Dr. Harry Hochheiser is currently a faculty member in the Department of Biomedical Informatics and the Intelligent Systems Programat the University of Pittsburgh, where he is actively involved in the Biomedical Informatics Training Program. Previously, Dr. Hochheiser served as an Assistant Professor at Towson University, and worked at Massachusetts General Hospital, Tufts University School of Medicine, AT & T Bell Labs, IBM T.J. Watson Labs, and the National Institutes on Aging. Working at the intersection of human-computer interaction and healthcare informatics, his research has covered a range of topics, including human-computer interaction, information visualization, bioinformatics, clinical informatics, universal usability, security, privacy, and public policy implications of computing systems. His research has been funded by the National Cancer Institute, National Library of Medicine, the Centers for Disease Control and Prevention, and the Baobab Health Trust, among others. Dr. Hochheiser has taught and developed several courses at both undergraduate and graduate levels, including Introductory Computer Science, Introduction to Algorithms, Information Visualization, Advanced Web Development, and Human-Computer Interaction. He is a member of the US Public Policy Committee of the Association of Computing Machinery, and of the American Medical Informatics Association (AMIA) public policy committee. Dr. Hochheiser is co-recipient of the 2009 Maryland Daily Record Innovator of the Year Award with Dr. Lazar and Dr. Feng, for the development of improved web-based security features for blind users. --This text refers to an alternate Paperback edition.
Top Customer Reviews
Unfortunately, the Kindle version was not as good as the textbook. Some of the contents were misplaced, for example, contents of Table 3.1 were not properly shown in the Kindle edition (there were two columns in the table, but I could not differentiate the content of 1st column and 2nd column since all contents were mixed in one column). Other typos, such as in Table 4.11 (page 82 in the paperback textbook version) was very obvious and annoying. In my Kindle version, the printed table is similar as Table 4.10. Since this mistake raised question, I ran to check the mistake with the paperback version and it was confirmed that the Kindle version was not as good as the paperback version.

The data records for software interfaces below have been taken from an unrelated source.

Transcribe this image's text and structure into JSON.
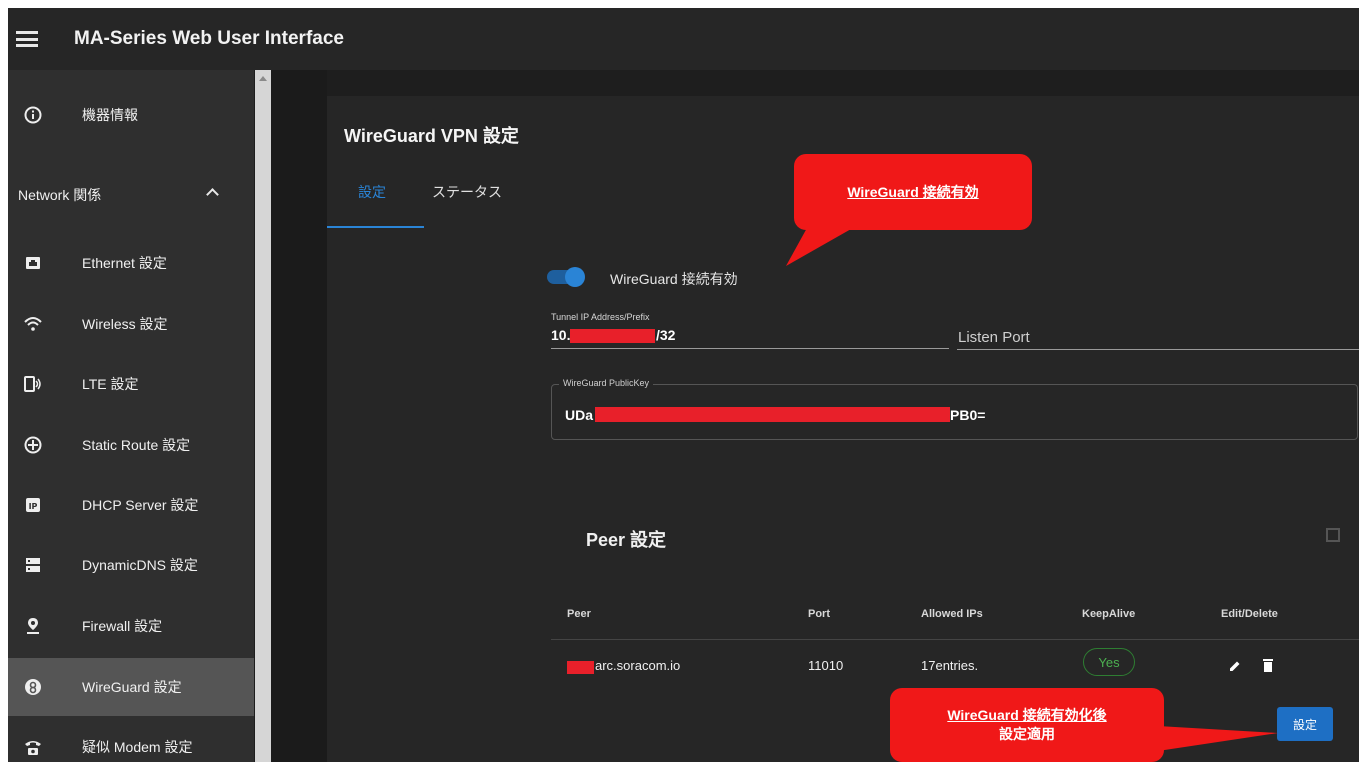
{
  "app": {
    "title": "MA-Series Web User Interface"
  },
  "sidebar": {
    "device_info": "機器情報",
    "network_group": "Network 関係",
    "items": [
      {
        "label": "Ethernet 設定",
        "icon": "ethernet-icon"
      },
      {
        "label": "Wireless 設定",
        "icon": "wifi-icon"
      },
      {
        "label": "LTE 設定",
        "icon": "lte-icon"
      },
      {
        "label": "Static Route 設定",
        "icon": "route-icon"
      },
      {
        "label": "DHCP Server 設定",
        "icon": "ip-icon"
      },
      {
        "label": "DynamicDNS 設定",
        "icon": "dns-icon"
      },
      {
        "label": "Firewall 設定",
        "icon": "firewall-icon"
      },
      {
        "label": "WireGuard 設定",
        "icon": "wireguard-icon",
        "active": true
      },
      {
        "label": "疑似 Modem 設定",
        "icon": "phone-icon"
      }
    ]
  },
  "main": {
    "title": "WireGuard VPN 設定",
    "tabs": [
      {
        "label": "設定",
        "active": true
      },
      {
        "label": "ステータス"
      }
    ],
    "toggle": {
      "label": "WireGuard 接続有効",
      "on": true
    },
    "tunnel": {
      "label": "Tunnel IP Address/Prefix",
      "value_prefix": "10.",
      "value_suffix": "/32"
    },
    "listen_port": {
      "placeholder": "Listen Port"
    },
    "public_key": {
      "label": "WireGuard PublicKey",
      "value_prefix": "UDa",
      "value_suffix": "PB0="
    },
    "peer": {
      "title": "Peer 設定",
      "headers": [
        "Peer",
        "Port",
        "Allowed IPs",
        "KeepAlive",
        "Edit/Delete"
      ],
      "rows": [
        {
          "peer": "arc.soracom.io",
          "port": "11010",
          "allowed_ips": "17entries.",
          "keepalive": "Yes"
        }
      ]
    },
    "submit_label": "設定"
  },
  "callouts": {
    "top": "WireGuard 接続有効",
    "bottom_line1": "WireGuard 接続有効化後",
    "bottom_line2": "設定適用"
  },
  "colors": {
    "accent": "#2a84d6",
    "callout": "#f01818",
    "redaction": "#e8202a",
    "keepalive": "#4caf50"
  }
}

If only Amazon can repair these mistakes, it would be great for future Kindle version edition.
I am looking forward for the updated version :)